How To Fix The Unexpected End of Input Error in JS

By James LePage
Last updated on July 26th, 2022

Code formatting. Tabs or spaces, semi-colons or no semi-colons. It is a pretty controversial subject to many but it is quite important in some instances. If you are on a team, having a cohesive code format helps code readability among your peers. Even if you work alone, one big benefit of having a good sense of code formatting is to avoid syntactical errors.

JavaScript is pretty open when it comes to code format. There is a wide range of different ways to format your codebase in this language. What can happen if you don’t do it? Well, an example of a simple error that is often caused by code formatting issues is the Unexpected end of input error.
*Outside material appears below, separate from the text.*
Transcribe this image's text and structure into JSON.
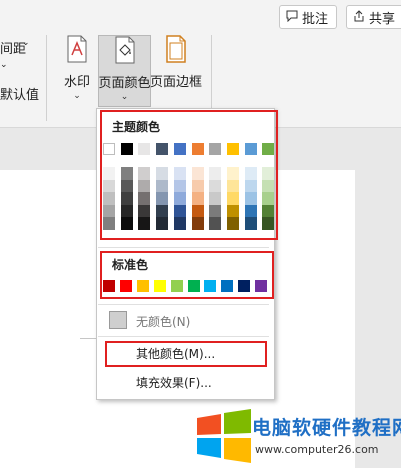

How does it work?

The Problem

When JavaScript code is run it uses just in time compilation (JIT) to turn your code into something the computer can do. When this happens your code is read and certain things are expected about the code, for example having matching parentheses. If you received the Unexpected end of input error, odds are you are missing a closing curly brace } so the error is basically saying “you opened the curly brace but the code ended before it was closed”.

Here’s an example:

const writeHelloWorld = () => {
  console.log('hello world')

writeHelloWorld();Code language: JavaScript (javascript)

As you can see, the code is clearly missing a ending curly brace at the end of the arrow function which causes the error. So how does the code formatting mentioned earlier fit into this? Let’s look at a more real-world example:

const items = ['one', 'two', 'three'];

function parseItems() {
  for (let i = 0; i < items.length; i++) {
    if (items[i]) {

parseItems();Code language: JavaScript (javascript)

In this example, it is a little less clear where the error is. The indentation is not very consistent so you might not notice that the if statement is actually missing a curly brace after which causes the error.

The Solution

Fortunately this is pretty simple to fix — you can just add your missing curly brace. In the above example:

const items = ["one", "two", "three"];

function parseItems() {
  for (let i = 0; i < items.length; i++) {
    if (items[i]) {
      console.log(items[i]); // indented this line over
    } // added this curly brace

parseItems();Code language: JavaScript (javascript)

It can definitely be challenging to find a missing curly brace. Depending on your code editor of choice, you may be able to configure different colors for each pair of curly brace so it is easier to see which ones match and which ones don’t.

Another approach is to try and avoid these errors from the start. Using formatting tools such as Prettier or linting tools like ESLint can help a lot, at least in my experience.

Unexpected end of JSON input

There’s a chance that you received a similarly named but slightly different error: Unexpected end of JSON input. Rather than simply a missing curly brace, this error often occurs when you are trying to parse a JSON string that is itself missing a curly brace. Here’s an example:

const parseJson = (input) => JSON.parse(input);

const validJson = JSON.stringify({ hello: "world" });

const invalidJson = "{";

console.log(parseJson(validJson)); // prints out a valid object
console.log(parseJson(invalidJson)); // throws an errorCode language: JavaScript (javascript)

This can be simply fixed by ensuring the string you are parsing is valid JSON if you have control over that string. If you don’t, you can wrap the whole thing in a try / catch to be safe. Using the previous example:

const parseJson = (input) => {
  try {
    return JSON.parse(input);
  } catch (error) {
    return "error parsing input";
};Code language: JavaScript (javascript)

If you add this to the parseJson function, you can now handle invalid JSON strings rather than getting an unexpected runtime error.


Hopefully this helps you see how useful good code formatting can be in your code, whether you work with a team or alone. Let us know if you have any other reasons why formatting can be so useful or how you do it in your own code setup. Thanks for reading!

The Isotropic Codex is a collection of code snippets and education for WordPress, web and WooCommerce developers.
Subscribe & Share
If you liked this content, subscribe for our monthly roundup of WordPress news, website inspiration, exclusive deals and interesting articles.
Unsubscribe at any time. We do not spam and will never sell or share your email.
Notify of
Inline Feedbacks
View all comments
Article By
James LePage
James LePage is the founder of Isotropic, a WordPress education company and digital agency. He is also the founder of, a venture backed startup bringing AI to WordPress creators.
We're looking for new authors. Explore Isotropic Jobs.
linkedin facebook pinterest youtube rss twitter instagram facebook-blank rss-blank linkedin-blank pinterest youtube twitter instagram